Light label condition issue

Removed from a temperature and humidity controlled wine cellar; Purchased upon release; Consignor is original owner

Ends Sunday, 7pm Pacific


92Vinous / IWC

Floral and mineral nuances complement violet and blueberry aromas on the inviting nose. Clean, bright and juicy, this offers vibrant flavors of ripe dark plum, blackcurrant and minerals. A very pretty wine...

91The Wine Advocate

...clean and forthcoming with a nice succession of wild berry and cassis, all framed by spice, tar and toasted aniseed...mouthfeel is crisp...

90Wine Spectator

This light- to medium-bodied red shows fine balance, with bright ripe cherry fruit, orange zest and tea leaf flavors. A subtle streak of tarry mineral gains momentum on the chewy finish.

17Jancis Robinson

Very ethereal nose. Lovely (and fashionable) blend of fruit and rock/lava. Dry on the end but nervy and exciting. Good stuff!


Italy, Sicily, Etna

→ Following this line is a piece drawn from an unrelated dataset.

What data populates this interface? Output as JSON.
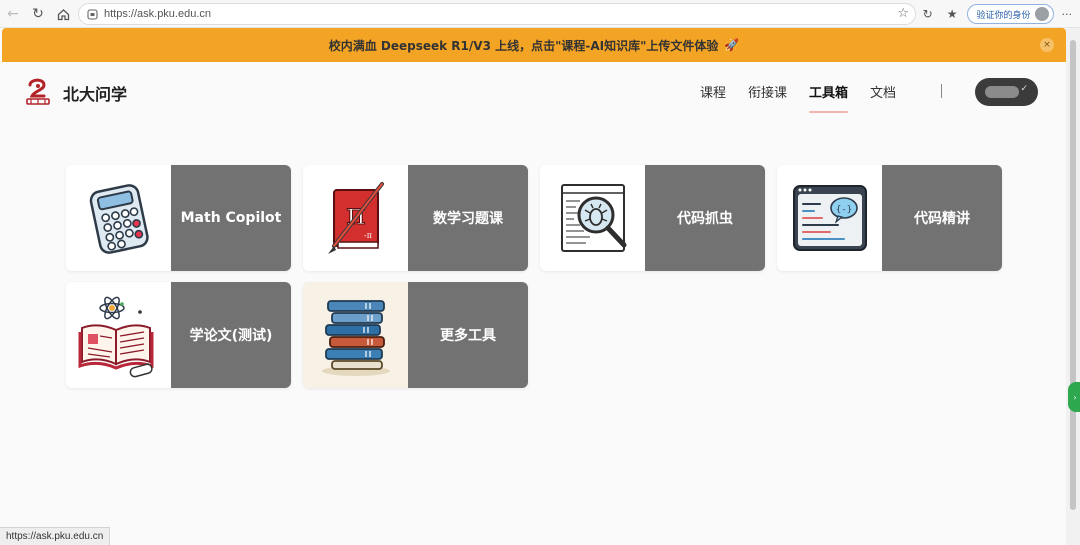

Sicily is the largest island in the Mediterranean, and, with its 329,000 vineyard acres, Italy’s largest wine region by acreage and the quantity of wine produced. Nevertheless, only 2.1% of all Sicilian wine is DOC, or wine made according to appellation standards. Until the 1970s Sicilian wine grapes either went to make Marsala, the sweet dessert wine introduced by 18th century British wine merchants, or to cooperatives that specialized in bulk wine production. But in 1968 Sicily was awarded its first DOC, which was the Etna DOC on the southern slopes of Mt. Etna, and today there are 19 DOCs. Along with the Maremma on Tuscany’s western coast, Sicily is considered the most exciting winemaking region in Italy. Longtime family agricultural estates are being turned into high quality commercial wineries, and because land prices are low compared to other parts of Italy, enterprising young winemakers and viticulturalists – many of whom practice organic and sustainable farming – have started wineries in Sicily. Marsala is still produced, and the Marsala business is one reason why 60% of Sicily’s vineyards are planted to Catarratto, the white grape used as a base for Marsala. But dry white wines are made from Inzolia, Malvasia, Zibbio and Chardonnay. But it is Sicily’s big, complex red wines that are grabbing the attention of wine enthusiasts. Nero d’Avola is Sicily’s most common red grape, and it produces rich, somewhat spicy wines. Other red grapes are Nerello Mascalese, Frappato and French varietals.